I would like to hear this part of the story told again, from Maria’s point of view, and from Koschei’s point of view, as I think they may provide a more realistic and balanced version of events.

And thirdly, how on earth is Koschei the Deathless killed by a blow to the head? Koschei the Deathless is immortal, and according to other fairy tales, can only be killed by finding his death (or his soul) which is hidden far away …

‘in the sea there is an island, on that island stands an oak, under the oak a coffer is buried, in the coffer is a hare, in the hare is a duck, in the duck is an egg, and in the egg is my death.’

I have always been fascinated by the idea of Koschei hiding his soul to become immortal. It is another untold story I would love to hear. Why did Koschei hide his soul?

Untold stories like this are rife in fairy tales, and one of the reasons they provide endless inspiration for writers. Fairy tales beg to be told from different point of views; the hero’s, the villain’s, and the damsel-in- maybe-not- as-much- distress-as- all-that’s.

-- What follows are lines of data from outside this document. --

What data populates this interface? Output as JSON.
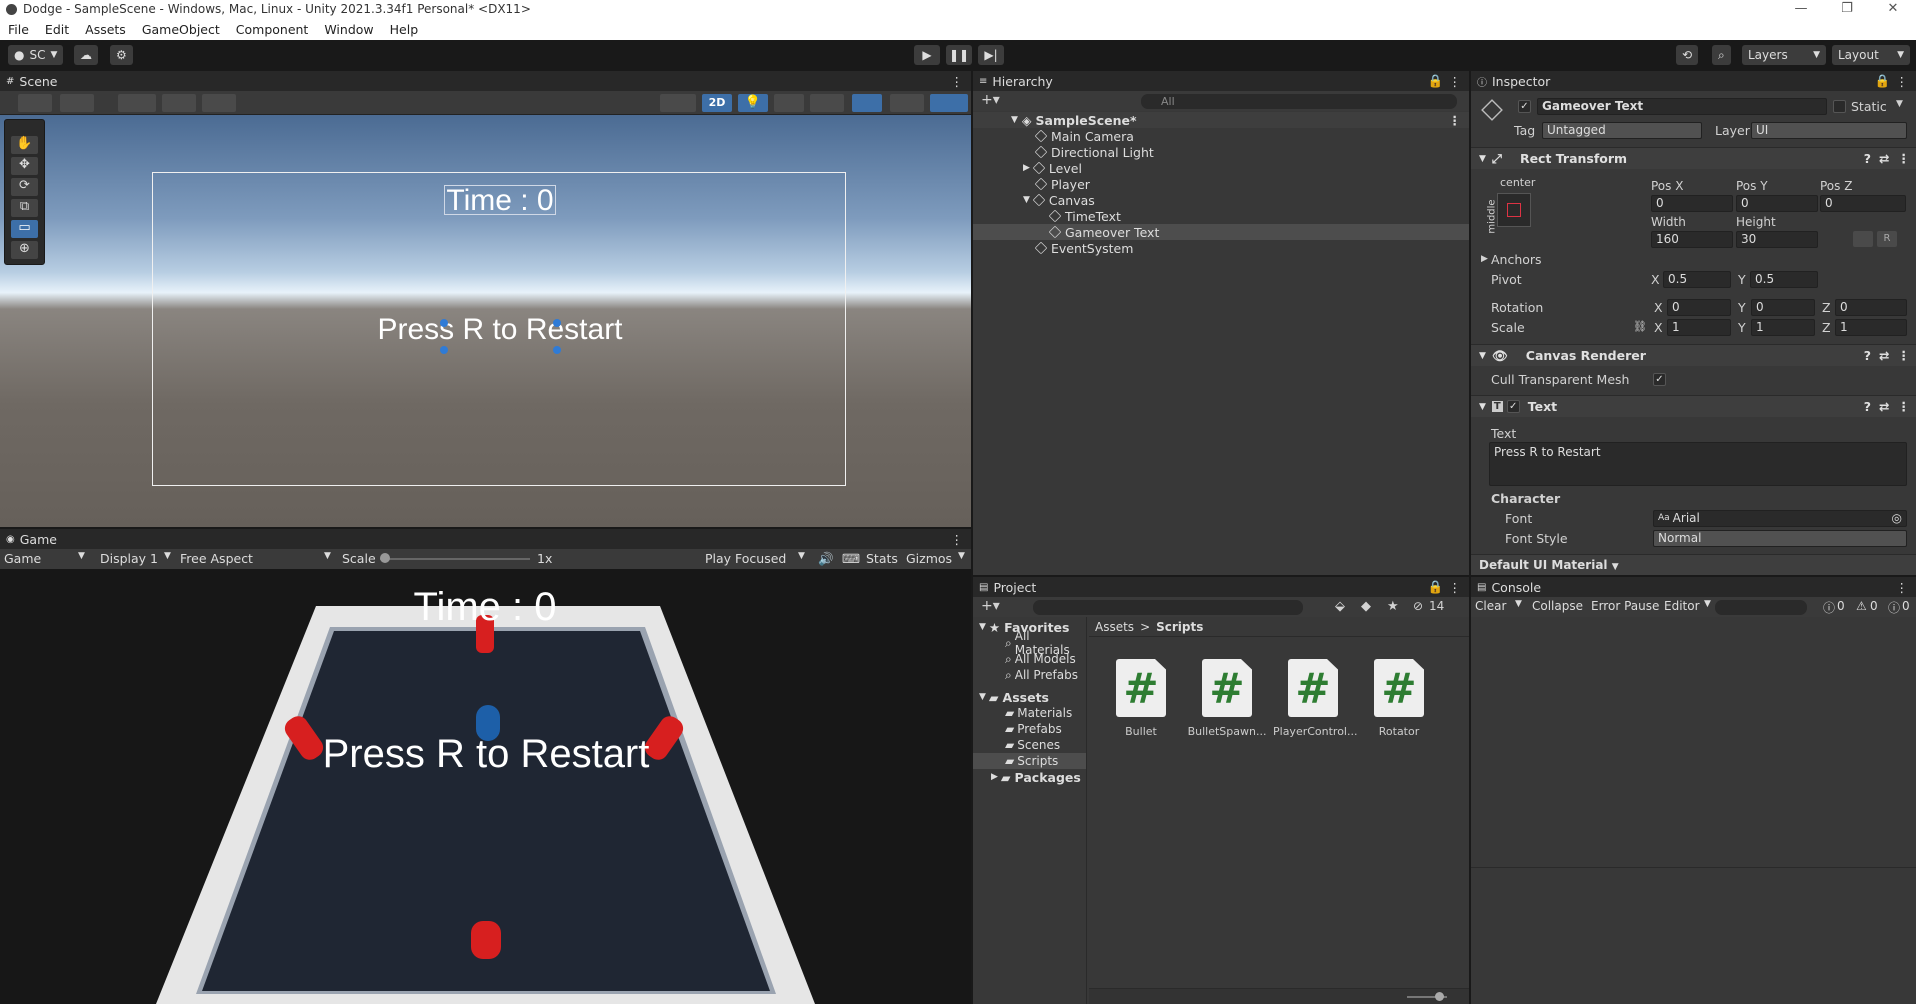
{
  "window": {
    "title": "Dodge - SampleScene - Windows, Mac, Linux - Unity 2021.3.34f1 Personal* <DX11>",
    "controls": [
      "—",
      "❐",
      "✕"
    ]
  },
  "menu": [
    "File",
    "Edit",
    "Assets",
    "GameObject",
    "Component",
    "Window",
    "Help"
  ],
  "toolbar": {
    "account": "SC",
    "layers": "Layers",
    "layout": "Layout"
  },
  "scene": {
    "tab": "Scene",
    "btn_2d": "2D",
    "time_text": "Time : 0",
    "restart_text": "Press R to Restart"
  },
  "game": {
    "tab": "Game",
    "mode": "Game",
    "display": "Display 1",
    "aspect": "Free Aspect",
    "scale_label": "Scale",
    "scale_value": "1x",
    "play_focus": "Play Focused",
    "stats": "Stats",
    "gizmos": "Gizmos",
    "time_text": "Time : 0",
    "restart_text": "Press R to Restart"
  },
  "hierarchy": {
    "tab": "Hierarchy",
    "search_placeholder": "All",
    "items": [
      {
        "label": "SampleScene*",
        "depth": 0
      },
      {
        "label": "Main Camera",
        "depth": 1
      },
      {
        "label": "Directional Light",
        "depth": 1
      },
      {
        "label": "Level",
        "depth": 1
      },
      {
        "label": "Player",
        "depth": 1
      },
      {
        "label": "Canvas",
        "depth": 1
      },
      {
        "label": "TimeText",
        "depth": 2
      },
      {
        "label": "Gameover Text",
        "depth": 2
      },
      {
        "label": "EventSystem",
        "depth": 1
      }
    ]
  },
  "inspector": {
    "tab": "Inspector",
    "object_name": "Gameover Text",
    "static_label": "Static",
    "tag_label": "Tag",
    "tag_value": "Untagged",
    "layer_label": "Layer",
    "layer_value": "UI",
    "rect_transform": {
      "title": "Rect Transform",
      "anchor_h": "center",
      "anchor_v": "middle",
      "pos_x_label": "Pos X",
      "pos_x": "0",
      "pos_y_label": "Pos Y",
      "pos_y": "0",
      "pos_z_label": "Pos Z",
      "pos_z": "0",
      "width_label": "Width",
      "width": "160",
      "height_label": "Height",
      "height": "30",
      "r_btn": "R",
      "anchors": "Anchors",
      "pivot_label": "Pivot",
      "pivot_x": "0.5",
      "pivot_y": "0.5",
      "rotation_label": "Rotation",
      "rot_x": "0",
      "rot_y": "0",
      "rot_z": "0",
      "scale_label": "Scale",
      "scale_x": "1",
      "scale_y": "1",
      "scale_z": "1",
      "x": "X",
      "y": "Y",
      "z": "Z"
    },
    "canvas_renderer": {
      "title": "Canvas Renderer",
      "cull_label": "Cull Transparent Mesh",
      "cull_check": "✓"
    },
    "text_comp": {
      "title": "Text",
      "text_label": "Text",
      "text_value": "Press R to Restart",
      "character": "Character",
      "font_label": "Font",
      "font_value": "Arial",
      "font_prefix": "Aa",
      "style_label": "Font Style",
      "style_value": "Normal"
    },
    "material": "Default UI Material"
  },
  "project": {
    "tab": "Project",
    "hidden_count": "14",
    "favorites": "Favorites",
    "fav_items": [
      "All Materials",
      "All Models",
      "All Prefabs"
    ],
    "assets": "Assets",
    "asset_folders": [
      "Materials",
      "Prefabs",
      "Scenes",
      "Scripts"
    ],
    "packages": "Packages",
    "breadcrumb_root": "Assets",
    "breadcrumb_sep": ">",
    "breadcrumb_current": "Scripts",
    "scripts": [
      "Bullet",
      "BulletSpawn...",
      "PlayerControl...",
      "Rotator"
    ],
    "hash": "#"
  },
  "console": {
    "tab": "Console",
    "clear": "Clear",
    "collapse": "Collapse",
    "error_pause": "Error Pause",
    "editor": "Editor",
    "info_count": "0",
    "warn_count": "0",
    "err_count": "0"
  }
}
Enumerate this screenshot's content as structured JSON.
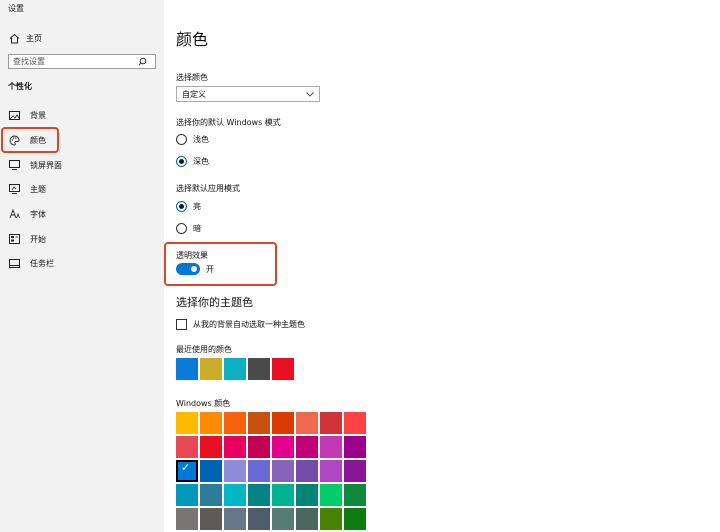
{
  "window": {
    "title": "设置"
  },
  "sidebar": {
    "home_label": "主页",
    "search_placeholder": "查找设置",
    "section_heading": "个性化",
    "items": [
      {
        "label": "背景",
        "icon": "image-icon"
      },
      {
        "label": "颜色",
        "icon": "palette-icon",
        "selected": true
      },
      {
        "label": "锁屏界面",
        "icon": "lock-screen-icon"
      },
      {
        "label": "主题",
        "icon": "theme-icon"
      },
      {
        "label": "字体",
        "icon": "font-icon"
      },
      {
        "label": "开始",
        "icon": "start-icon"
      },
      {
        "label": "任务栏",
        "icon": "taskbar-icon"
      }
    ]
  },
  "main": {
    "page_title": "颜色",
    "choose_color": {
      "label": "选择颜色",
      "value": "自定义"
    },
    "windows_mode": {
      "label": "选择你的默认 Windows 模式",
      "options": [
        {
          "label": "浅色",
          "checked": false
        },
        {
          "label": "深色",
          "checked": true
        }
      ]
    },
    "app_mode": {
      "label": "选择默认应用模式",
      "options": [
        {
          "label": "亮",
          "checked": true
        },
        {
          "label": "暗",
          "checked": false
        }
      ]
    },
    "transparency": {
      "label": "透明效果",
      "state_label": "开",
      "on": true
    },
    "accent": {
      "title": "选择你的主题色",
      "auto_label": "从我的背景自动选取一种主题色",
      "auto_checked": false,
      "recent_label": "最近使用的颜色",
      "recent_colors": [
        "#0a7bd8",
        "#c9ad2b",
        "#0eafc0",
        "#4b4b4b",
        "#e81123"
      ],
      "windows_label": "Windows 颜色",
      "windows_colors": [
        [
          "#ffb900",
          "#ff8c00",
          "#f7630c",
          "#ca5010",
          "#da3b01",
          "#ef6950",
          "#d13438",
          "#ff4343"
        ],
        [
          "#e74856",
          "#e81123",
          "#ea005e",
          "#c30052",
          "#e3008c",
          "#bf0077",
          "#c239b3",
          "#9a0089"
        ],
        [
          "#0078d7",
          "#0063b1",
          "#8e8cd8",
          "#6b69d6",
          "#8764b8",
          "#744da9",
          "#b146c2",
          "#881798"
        ],
        [
          "#0099bc",
          "#2d7d9a",
          "#00b7c3",
          "#038387",
          "#00b294",
          "#018574",
          "#00cc6a",
          "#10893e"
        ],
        [
          "#7a7574",
          "#5d5a58",
          "#68768a",
          "#515c6b",
          "#567c73",
          "#486860",
          "#498205",
          "#107c10"
        ]
      ],
      "selected_windows_color": "#0078d7"
    }
  },
  "colors": {
    "accent": "#0078d7",
    "highlight_box": "#d9472b",
    "sidebar_bg": "#f2f2f2"
  }
}
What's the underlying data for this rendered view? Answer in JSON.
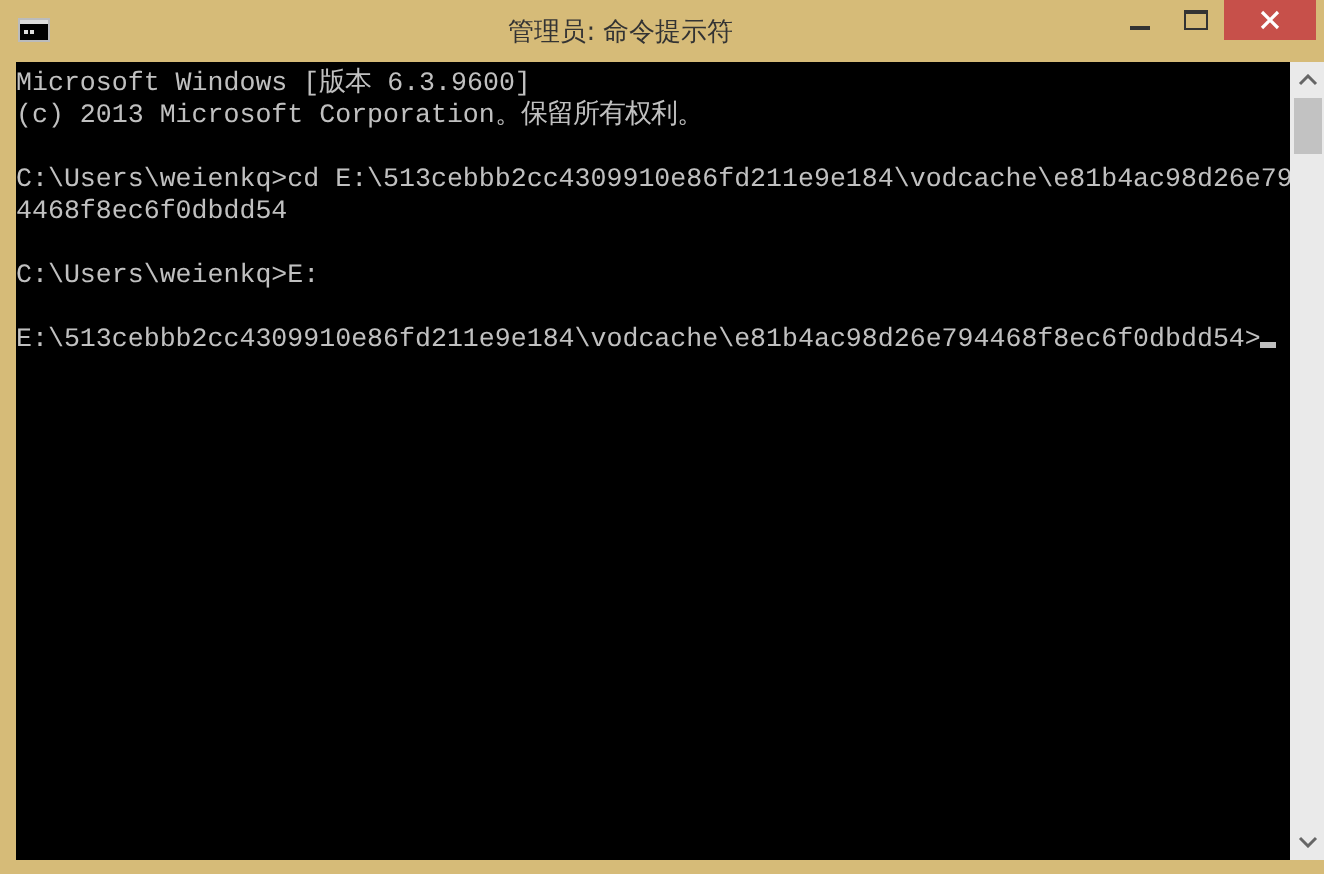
{
  "window": {
    "title": "管理员: 命令提示符"
  },
  "console": {
    "blocks": [
      {
        "lines": [
          "Microsoft Windows [版本 6.3.9600]",
          "(c) 2013 Microsoft Corporation。保留所有权利。"
        ]
      },
      {
        "lines": [
          "C:\\Users\\weienkq>cd E:\\513cebbb2cc4309910e86fd211e9e184\\vodcache\\e81b4ac98d26e79",
          "4468f8ec6f0dbdd54"
        ]
      },
      {
        "lines": [
          "C:\\Users\\weienkq>E:"
        ]
      },
      {
        "lines": [
          "E:\\513cebbb2cc4309910e86fd211e9e184\\vodcache\\e81b4ac98d26e794468f8ec6f0dbdd54>"
        ]
      }
    ]
  }
}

It is immensely satisfying to pick at the threads that don’t feel right, and to reimagine the story until it makes more sense in your heart and mind.

And there is a lesson that carries over to real life too; about not making judgements on someone, or accepting them as a villain, without hearing their side of the story.

There is an upper YA / adult reimagining of this tale, Deathless, written by Catherynne M. Valente, published by Tor.